Arguably the most important figure in twentieth century music, Duke Ellington's impact on the jazz world is indisputable. His innovative styles and original compositions inspired many artists over the years. Such successful bandleaders as Woody Herman and Charlie Barnet name Ellington as their chief influence. Ellington was also one of the few artists to successfully make the change from the hot music of the 1920s to swing in the 1930s, and he continued to contribute to the musical landscape in the post-war era.
Though Ellington studied piano as a youth, music was not his main interest early in life. His original plan was to become a commercial artist. His love of jazz, however, eventually led him back to the keyboard. He began to study under several local Washington-area jazz pianists and soon found work in various clubs. Three months before he was to graduate from school he dropped out and turned professional musician.
In 1917 Ellington formed his first outfit, The Duke's Serenaders. The group became popular around their local Washington, DC, area and was often invited to play at diplomatic functions. In 1922 Ellington traveled to New York City, where he played under Wilbur Sweatman. The visit proved unproductive and he returned to Washington, where he joined Elmer Snowden. In 1923 Snowden took his group to New York. An argument over missing funds, however, eventually led band members to walk out on Snowden. Refusing to give up they elected Ellington as their new leader and named themselves the Washingtonians.

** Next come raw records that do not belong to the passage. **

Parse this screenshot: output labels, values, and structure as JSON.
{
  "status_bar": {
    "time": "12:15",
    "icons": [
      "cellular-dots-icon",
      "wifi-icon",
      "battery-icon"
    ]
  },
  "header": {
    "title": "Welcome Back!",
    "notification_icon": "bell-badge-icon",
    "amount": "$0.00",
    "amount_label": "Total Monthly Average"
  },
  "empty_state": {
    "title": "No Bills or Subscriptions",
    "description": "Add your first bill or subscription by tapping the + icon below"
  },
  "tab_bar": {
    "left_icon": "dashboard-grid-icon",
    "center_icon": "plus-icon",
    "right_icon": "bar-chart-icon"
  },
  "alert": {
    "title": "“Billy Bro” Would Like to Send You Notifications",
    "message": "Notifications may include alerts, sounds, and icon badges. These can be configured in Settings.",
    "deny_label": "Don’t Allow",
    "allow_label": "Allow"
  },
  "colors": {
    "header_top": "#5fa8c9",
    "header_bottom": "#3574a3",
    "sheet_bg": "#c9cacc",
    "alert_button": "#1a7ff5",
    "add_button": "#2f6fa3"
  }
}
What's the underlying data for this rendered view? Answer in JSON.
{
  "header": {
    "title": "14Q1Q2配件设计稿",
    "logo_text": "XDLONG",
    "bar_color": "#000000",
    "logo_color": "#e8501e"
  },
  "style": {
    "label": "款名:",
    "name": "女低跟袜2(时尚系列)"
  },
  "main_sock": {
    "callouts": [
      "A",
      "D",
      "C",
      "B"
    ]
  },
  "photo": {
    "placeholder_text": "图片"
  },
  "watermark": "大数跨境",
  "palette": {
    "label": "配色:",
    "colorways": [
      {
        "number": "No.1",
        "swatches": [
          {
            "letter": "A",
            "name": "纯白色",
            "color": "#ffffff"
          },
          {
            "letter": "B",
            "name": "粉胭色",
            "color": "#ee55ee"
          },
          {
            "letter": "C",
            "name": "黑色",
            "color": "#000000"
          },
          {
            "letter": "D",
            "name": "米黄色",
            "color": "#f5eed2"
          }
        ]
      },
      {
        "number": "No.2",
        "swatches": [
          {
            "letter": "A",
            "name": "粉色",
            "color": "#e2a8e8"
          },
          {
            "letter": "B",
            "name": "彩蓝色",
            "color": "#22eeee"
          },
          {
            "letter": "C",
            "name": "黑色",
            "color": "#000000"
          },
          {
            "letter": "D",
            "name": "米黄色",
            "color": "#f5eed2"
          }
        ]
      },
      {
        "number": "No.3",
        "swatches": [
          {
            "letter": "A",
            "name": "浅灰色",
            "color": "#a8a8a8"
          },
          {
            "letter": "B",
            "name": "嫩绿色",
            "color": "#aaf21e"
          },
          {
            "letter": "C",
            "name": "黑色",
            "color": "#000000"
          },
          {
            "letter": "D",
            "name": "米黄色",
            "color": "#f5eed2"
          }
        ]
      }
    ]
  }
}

Ellington and his new group began to play at various clubs around the New York City area. In 1924 they recorded their first song. Key to the early group was trumpet player Bubber Miley, who gave the band its signature sound with his plunger technique. In 1926 the orchestra signed a management deal with song publisher Irving Mills. This association helped attract national interest. The band's lucky break finally came when King Oliver turned down an offer from the Cotton Club to set his group up as the house band. Ellington was then invited to take the job, and he accepted. The resulting national radio exposure made the orchestra an instant sensation.
Ellington switched from playing hot jazz to swing music during the mid-1930s and continued to find success. In reality Ellington's music had always had a swing style to it, and such early swing kings as Benny Goodman and the Dorsey Brothers owe much to his genius. Ellington never acquired the popularity that his contemporaries enjoyed, however. Part of this was due to the fact that black orchestras had less opportunity to be heard than their white counterparts, but a big part of Ellington's failure to attain superstar status was that he rarely catered to popular tastes. Much of his music was original and challenging. The latest hit songs and novelty tunes had little room in the Ellington repertoire.
Throughout his career Ellington attracted top musicians. Many of the players who worked for him were extremely loyal and remained with the group for long periods of time. This allowed Ellington to write arrangements specifically for certain musicians, thus giving him the ability to exploit each artist's strongpoints. Among those who served faithfully were Cootie Williams, Harry Carney, Lawrence Brown, Barney Bigard, Johnny Hodges, Jimmy Blanton, Ben Webster, Billy Strayhorn, Juan Tizol, and Ray Nance. Vocalists who worked with Ellington over the years include Ivie Anderson, Herb Jeffries, Jean Eldridge, Betty Roche, Al Hibbler, Kay Davis, Joya Sherrill, and Maria Ellington. (Maria was no relation to the Duke. She later became Nat King Cole's wife.)
Ellington was one of the few artists who managed to remain relevant throughout his career. Always trying to stay contemporary, during the 1950s and 1960s he worked with such modern jazz artists as John Coltrane and Charles Mingus. He continued to lead his orchestra up until his death from lung cancer in 1974.